The US economy is doing better than either Japan or Europe, and the prediction is that for the near future at least it will stay this way. The cooling down of the trade war between the US and China should also add a little boost to the economies of both countries and countries connected to them through trade.

IHS Markit, a data-gathering company, reported that its composite purchasing managers index in the US had reached 53.1 in January, up from 52.7 in December, the highest it has been in 10 months.

IHS also stated that, according to surveys, businesses in Europe and out will most likely remain slow and weak. Surveys of CFOs discovered confidence in the US market, but not as much confidence in the European and other markets. Some are expecting a stall in the 2020 economy.

Some Out-of-the-Box Reasons to Bet on Netflix

Netflix is a great company that seems destined to continue as such in the foreseeable future. They are adding customers consistently; they have lots of new, quality content; and lots of people seem to make time in their time to watch.

Netflix added 8.76 million new subscribers across the globe in the fourth quarter of 2019, exceeding all of the most optimistic predictions. Also, binge-watching was reported up during Q4, despite the belief that viewers were going to turn to the competition, Apple and Disney who have entered the streaming marketplace. People are still getting their binging needs met by Netflix. What’s to account for the loyalty of Netflix viewers? The great content, of course. Netflix’s third season of the acclaimed show “The Crown” experienced a 40% growth in viewership over the previous year’s second season. Another Netflix show, “The Witcher,” took away first place as the world’s most-watched TV show from “Mandalorian.”

But there are other than those easy-to-Grok reasons for investors to add Netflix to their portfolios, and you will probably never guess what those reasons are: the Wuhan coronavirus; global warming; and of course, Tesla. (Only because Tesla seems to be the answer to a lot of questions right now.)

Did I hear you say huh?

This is why one analyst thinks the Wuhan coronavirus will feed the binging behavior of viewers around the globe.

“Netflix inc. could find itself the unusual benefactor to an outbreak of a SARS-like virus in China if moviegoers in the region opt to break the tradition of going to theatres during the lunar new year and binge-watch Netflix instead.”

And what about climate change? As the weather gets hotter and rainier, people will most likely spend more time indoors. And when they are indoors, well, the TV is always calling. Binge!

You’ve probably already figured out how autonomous cars will help Netflix stock climb.

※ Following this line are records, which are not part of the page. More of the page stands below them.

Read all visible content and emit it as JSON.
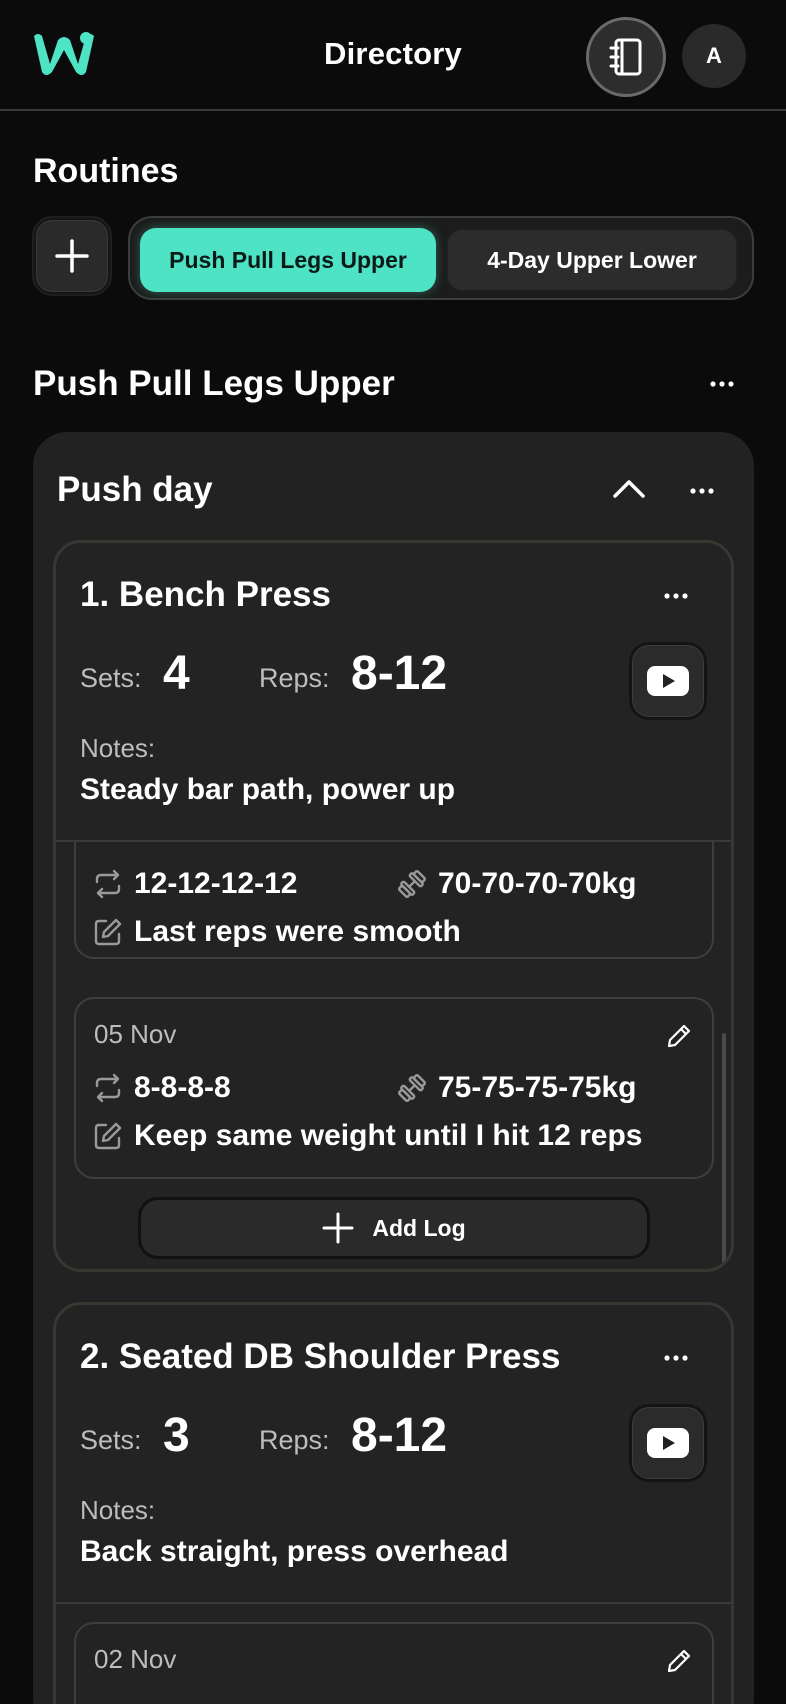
{
  "header": {
    "title": "Directory",
    "avatar_letter": "A",
    "icons": {
      "logo": "w-logo",
      "notebook": "notebook-icon"
    },
    "accent_color": "#4fe3c6"
  },
  "routines": {
    "title": "Routines",
    "tabs": [
      {
        "label": "Push Pull Legs Upper",
        "active": true
      },
      {
        "label": "4-Day Upper Lower",
        "active": false
      }
    ]
  },
  "selected_routine": {
    "name": "Push Pull Legs Upper",
    "day": {
      "title": "Push day",
      "expanded": true,
      "exercises": [
        {
          "title": "1. Bench Press",
          "sets_label": "Sets:",
          "sets": "4",
          "reps_label": "Reps:",
          "reps": "8-12",
          "notes_label": "Notes:",
          "notes": "Steady bar path, power up",
          "logs": [
            {
              "date": "",
              "reps": "12-12-12-12",
              "weight": "70-70-70-70kg",
              "note": "Last reps were smooth"
            },
            {
              "date": "05 Nov",
              "reps": "8-8-8-8",
              "weight": "75-75-75-75kg",
              "note": "Keep same weight until I hit 12 reps"
            }
          ],
          "add_log_label": "Add Log"
        },
        {
          "title": "2. Seated DB Shoulder Press",
          "sets_label": "Sets:",
          "sets": "3",
          "reps_label": "Reps:",
          "reps": "8-12",
          "notes_label": "Notes:",
          "notes": "Back straight, press overhead",
          "logs": [
            {
              "date": "02 Nov"
            }
          ]
        }
      ]
    }
  }
}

You’ve guessed it! While your car is driving itself, you can relax and enjoy another episode of “You,” “Stranger Things,” or “Orange Is the New Black.” All I can say is: “Netflix for president!”

Delta Announces Best Year Ever

Photo courtesy of TJDarmstadt

Things really took off for Delta Airlines in 2019. The fourth quarter of last year was one of record earnings, surpassing expectations. They also flew by their competitors to become the world’s biggest airline.


One component of Delta’s success was the unfortunate story of the grounded Boeing 737 Max fleets, which only affected Delta’s competitors, American, United and Southwest, never having purchased those suspicious airplanes. As a result, Delta could grab 7.5% revenue growth, partially due to better efficiency. One important airline metric, revenue per available seat mile (RASM) was up by 2.4%.


When Delta is high, so are its employees. The company is going to pay its 90,000 workers their highest ever profit-sharing bonus: $1.6 billion. That comes out to about 16.66% of each employee’s yearly salary, or about 2 months’ worth of pay.


“2019 was the best year in our history,” CEO Ed Bastian said. “These results simply would not be possible without the incredible work of our Delta team.”


The company was smart as well as lucky in 2019. Avoiding the Boing 737 Max could have been a combination of luck and smarts; while avoiding angry labor disputes was certainly smart. Having good weather at their hubs, of course, is simple luck.